My favorite is how the show ends in season 4. It’s a big moment for Njoro that alters the course of his life permanently. That is all I can reveal.

What has been the most awkward taxi experience you’ve had?

I had a driver who turned out to be a pastor, moonlighting as a taxi driver. He went on to preach to me the entire trip and gave me a business card with directions to his church on Thika road.

Have you produced other productions? If so which ones? (for MMEast)

Moonbeam productions produced the comedy series ‘Varshita’ which ran for 17 seasons on Maisha magic East. We also license the show ‘Auntie boss’ available on the same channel.

Please share your background, where you studied/how you came to be where you are (as a producer)

I studied communication and media technology at Maseno University. As I studied, I was interning at KTN, where upon graduation, I continued as a trainee growing from the role of Studio runner to a production assistant, News Director, Senior Producer and finally to Station Commercials Producer.
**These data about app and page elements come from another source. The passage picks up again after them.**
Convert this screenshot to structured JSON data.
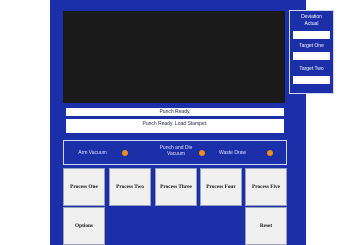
{
  "side_panel": {
    "labels": {
      "deviation": "Deviation",
      "actual": "Actual",
      "target_one": "Target One",
      "target_two": "Target Two"
    },
    "values": {
      "actual": "",
      "target_one": "",
      "target_two": ""
    }
  },
  "status": {
    "line1": "Punch Ready.",
    "line2": "Punch Ready. Load Stamper."
  },
  "indicators": [
    {
      "label": "Arm Vacuum",
      "color": "#f28c1a"
    },
    {
      "label": "Punch and Die Vacuum",
      "color": "#f28c1a"
    },
    {
      "label": "Waste Draw",
      "color": "#f28c1a"
    }
  ],
  "buttons": {
    "process_one": "Process One",
    "process_two": "Process Two",
    "process_three": "Process Three",
    "process_four": "Process Four",
    "process_five": "Process Five",
    "options": "Options",
    "reset": "Reset"
  },
  "colors": {
    "panel": "#1a2fa8",
    "screen": "#1a1a1a",
    "indicator_on": "#f28c1a",
    "button": "#f0f0f0"
  }
}
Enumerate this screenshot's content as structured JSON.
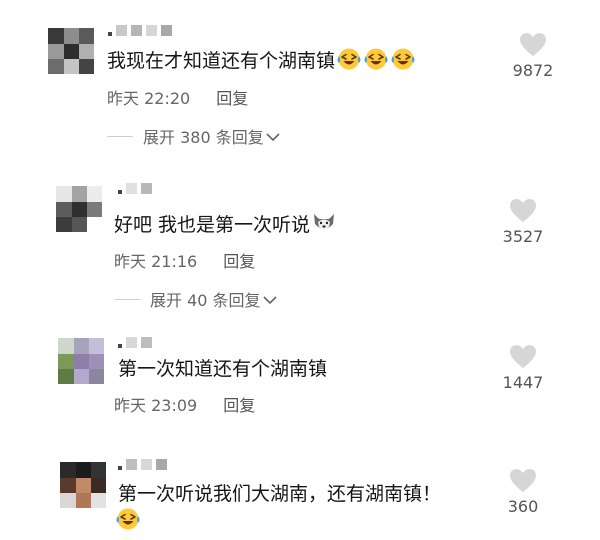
{
  "comments": [
    {
      "text": "我现在才知道还有个湖南镇",
      "time": "昨天 22:20",
      "reply": "回复",
      "expand": "展开 380 条回复",
      "likes": "9872",
      "emoji": [
        "laughing-tears-emoji",
        "laughing-tears-emoji",
        "laughing-tears-emoji"
      ]
    },
    {
      "text": "好吧 我也是第一次听说",
      "time": "昨天 21:16",
      "reply": "回复",
      "expand": "展开 40 条回复",
      "likes": "3527",
      "emoji": [
        "husky-dog-emoji"
      ]
    },
    {
      "text": "第一次知道还有个湖南镇",
      "time": "昨天 23:09",
      "reply": "回复",
      "likes": "1447"
    },
    {
      "text": "第一次听说我们大湖南，还有湖南镇！",
      "likes": "360",
      "emoji": [
        "laughing-tears-emoji"
      ]
    }
  ],
  "icons": {
    "like": "heart-icon",
    "chevron": "chevron-down-icon"
  },
  "colors": {
    "heart": "#d6d6d6",
    "secondary_text": "#666666"
  }
}
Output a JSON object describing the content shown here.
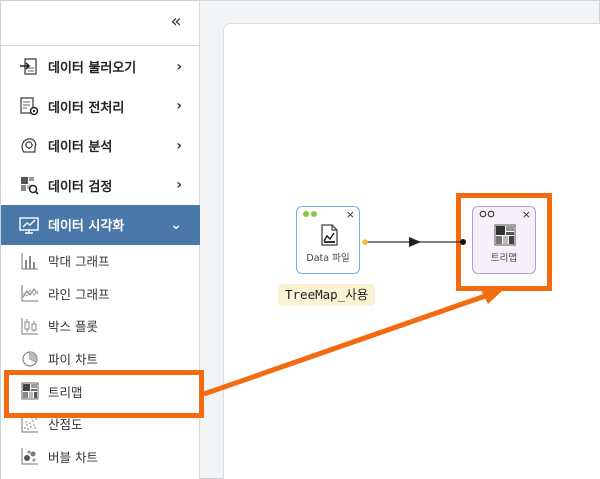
{
  "sidebar": {
    "collapse_glyph": "«",
    "menu": [
      {
        "label": "데이터 불러오기",
        "icon": "import-icon",
        "chevron": "›"
      },
      {
        "label": "데이터 전처리",
        "icon": "preprocess-icon",
        "chevron": "›"
      },
      {
        "label": "데이터 분석",
        "icon": "analysis-icon",
        "chevron": "›"
      },
      {
        "label": "데이터 검정",
        "icon": "verify-icon",
        "chevron": "›"
      },
      {
        "label": "데이터 시각화",
        "icon": "visualize-icon",
        "chevron": "⌄",
        "active": true
      }
    ],
    "submenu": [
      {
        "label": "막대 그래프",
        "icon": "bar-chart-icon"
      },
      {
        "label": "라인 그래프",
        "icon": "line-chart-icon"
      },
      {
        "label": "박스 플롯",
        "icon": "box-plot-icon"
      },
      {
        "label": "파이 차트",
        "icon": "pie-chart-icon"
      },
      {
        "label": "트리맵",
        "icon": "treemap-icon"
      },
      {
        "label": "산점도",
        "icon": "scatter-icon"
      },
      {
        "label": "버블 차트",
        "icon": "bubble-chart-icon"
      }
    ]
  },
  "canvas": {
    "data_node": {
      "label": "Data 파일",
      "close": "×",
      "caption": "TreeMap_사용"
    },
    "tree_node": {
      "label": "트리맵",
      "close": "×"
    }
  },
  "colors": {
    "active_menu": "#4a78a8",
    "highlight": "#f26b10",
    "data_node_border": "#6fb1e6",
    "tree_node_border": "#b89ad6",
    "caption_bg": "#fbf2d4"
  }
}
I was at KTN from 2003 and worked until 2011 when I left and teamed up with friend Eve D’Souza to start the production company Moonbeam productions.

 

Catch Njoro Wa Uba every Friday at 7:30 pm.